The first analysis is a Discussion Paper on guardianship, care arrangements and custodial responsibilities for unaccompanied and separated children fleeing Ukraine and arriving in the European Union written by Child Circle, a centre of expertise on EU child rights and child protection policy, with a focus on children in migration and child victims of violence.
The discussion paper addresses issues facing unaccompanied and separated children fleeing Ukraine and arriving in the European Union (EU). In particular, it focuses on the priority issue of how care and custodial arrangements and guardianship under child protection and migration measures are established within EU Member States. This question has implications for how children access protection, how information on their circumstances is managed and ultimately how durable solutions are identified and secured for children.
In parallel, Eurochild has carried out an urgent mapping, with support from its members, UNICEF country teams and government representatives across 13 countries. The mapping examines the laws and policies at national level for children in alternative care and unaccompanied and separated children from Ukraine who arrive in the following countries:
- United Kingdom
The mapping has looked at a range of issues, including guardianship, and is contributing to explorations between the Ukrainian government, EU Member States and the EU on mechanisms for cooperation between them for the temporary protection, care and eventual return of unaccompanied children.
Together, these outputs are informing how EU action, in particular the Solidarity Platform, but also other EU and regional action including initiatives as appropriate, can support Member States and other stakeholders to address common questions of concern and face challenges, while keeping the best interests of the child at the centre of all actions.

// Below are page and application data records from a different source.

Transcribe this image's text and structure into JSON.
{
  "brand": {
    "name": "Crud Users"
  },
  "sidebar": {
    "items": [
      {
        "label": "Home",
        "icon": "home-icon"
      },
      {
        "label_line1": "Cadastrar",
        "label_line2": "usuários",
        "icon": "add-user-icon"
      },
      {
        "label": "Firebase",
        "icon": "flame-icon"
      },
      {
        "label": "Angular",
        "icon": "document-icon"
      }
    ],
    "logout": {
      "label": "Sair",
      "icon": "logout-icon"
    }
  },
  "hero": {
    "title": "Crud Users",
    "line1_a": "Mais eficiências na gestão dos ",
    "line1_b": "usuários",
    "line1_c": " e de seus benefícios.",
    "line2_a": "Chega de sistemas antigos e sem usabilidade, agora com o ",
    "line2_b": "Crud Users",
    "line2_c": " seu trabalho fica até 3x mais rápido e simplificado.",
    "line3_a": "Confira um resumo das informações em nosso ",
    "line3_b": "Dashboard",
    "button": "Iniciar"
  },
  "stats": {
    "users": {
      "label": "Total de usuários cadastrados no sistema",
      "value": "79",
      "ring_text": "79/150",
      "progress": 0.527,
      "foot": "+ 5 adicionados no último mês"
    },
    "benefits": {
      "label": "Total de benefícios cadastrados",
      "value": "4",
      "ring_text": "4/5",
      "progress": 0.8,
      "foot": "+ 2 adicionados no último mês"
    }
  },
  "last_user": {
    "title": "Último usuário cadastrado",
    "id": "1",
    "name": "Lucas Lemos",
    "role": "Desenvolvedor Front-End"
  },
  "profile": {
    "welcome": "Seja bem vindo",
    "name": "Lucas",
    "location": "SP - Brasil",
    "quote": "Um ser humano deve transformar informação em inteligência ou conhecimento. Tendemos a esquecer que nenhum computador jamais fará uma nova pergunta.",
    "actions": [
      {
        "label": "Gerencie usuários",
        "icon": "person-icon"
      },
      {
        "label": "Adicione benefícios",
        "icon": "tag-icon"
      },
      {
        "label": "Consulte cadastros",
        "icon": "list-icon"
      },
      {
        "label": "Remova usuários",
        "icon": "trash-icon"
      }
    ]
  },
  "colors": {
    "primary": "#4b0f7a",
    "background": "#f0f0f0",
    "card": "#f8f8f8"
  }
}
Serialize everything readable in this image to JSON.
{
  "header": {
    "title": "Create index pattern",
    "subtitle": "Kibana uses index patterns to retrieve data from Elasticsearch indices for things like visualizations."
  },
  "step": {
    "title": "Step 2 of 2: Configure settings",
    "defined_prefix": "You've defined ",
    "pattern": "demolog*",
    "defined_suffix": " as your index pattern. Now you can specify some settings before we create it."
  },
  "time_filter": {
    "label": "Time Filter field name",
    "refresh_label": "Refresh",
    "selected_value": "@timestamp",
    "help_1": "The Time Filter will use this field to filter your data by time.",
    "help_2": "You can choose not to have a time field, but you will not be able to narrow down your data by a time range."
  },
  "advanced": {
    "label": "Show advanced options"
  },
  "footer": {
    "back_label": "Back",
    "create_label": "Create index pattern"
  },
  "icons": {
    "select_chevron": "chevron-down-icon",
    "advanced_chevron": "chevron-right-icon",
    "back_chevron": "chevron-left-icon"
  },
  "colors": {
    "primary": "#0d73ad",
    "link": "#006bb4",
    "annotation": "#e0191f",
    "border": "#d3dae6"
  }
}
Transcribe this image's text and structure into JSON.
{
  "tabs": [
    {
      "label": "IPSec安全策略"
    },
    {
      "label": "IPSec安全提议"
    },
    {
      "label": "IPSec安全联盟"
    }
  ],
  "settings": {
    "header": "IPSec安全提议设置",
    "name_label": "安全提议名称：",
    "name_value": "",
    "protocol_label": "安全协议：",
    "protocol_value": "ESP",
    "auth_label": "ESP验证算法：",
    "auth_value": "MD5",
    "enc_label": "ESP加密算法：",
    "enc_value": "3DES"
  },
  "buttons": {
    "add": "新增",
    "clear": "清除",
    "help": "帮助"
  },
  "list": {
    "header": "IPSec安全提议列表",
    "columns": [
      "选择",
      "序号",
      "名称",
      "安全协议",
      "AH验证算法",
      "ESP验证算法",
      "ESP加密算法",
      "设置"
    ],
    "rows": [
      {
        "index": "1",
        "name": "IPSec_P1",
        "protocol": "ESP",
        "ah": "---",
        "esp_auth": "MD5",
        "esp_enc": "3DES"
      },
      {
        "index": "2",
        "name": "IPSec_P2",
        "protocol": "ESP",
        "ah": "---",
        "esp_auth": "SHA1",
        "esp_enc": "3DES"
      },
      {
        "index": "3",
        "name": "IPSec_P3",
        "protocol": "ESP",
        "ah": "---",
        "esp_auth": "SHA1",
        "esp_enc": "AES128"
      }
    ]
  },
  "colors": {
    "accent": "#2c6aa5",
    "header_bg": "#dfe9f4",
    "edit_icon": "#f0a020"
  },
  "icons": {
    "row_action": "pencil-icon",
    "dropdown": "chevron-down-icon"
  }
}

For more information, please contact Ciaran O'Donnell, Policy & Projects Officer.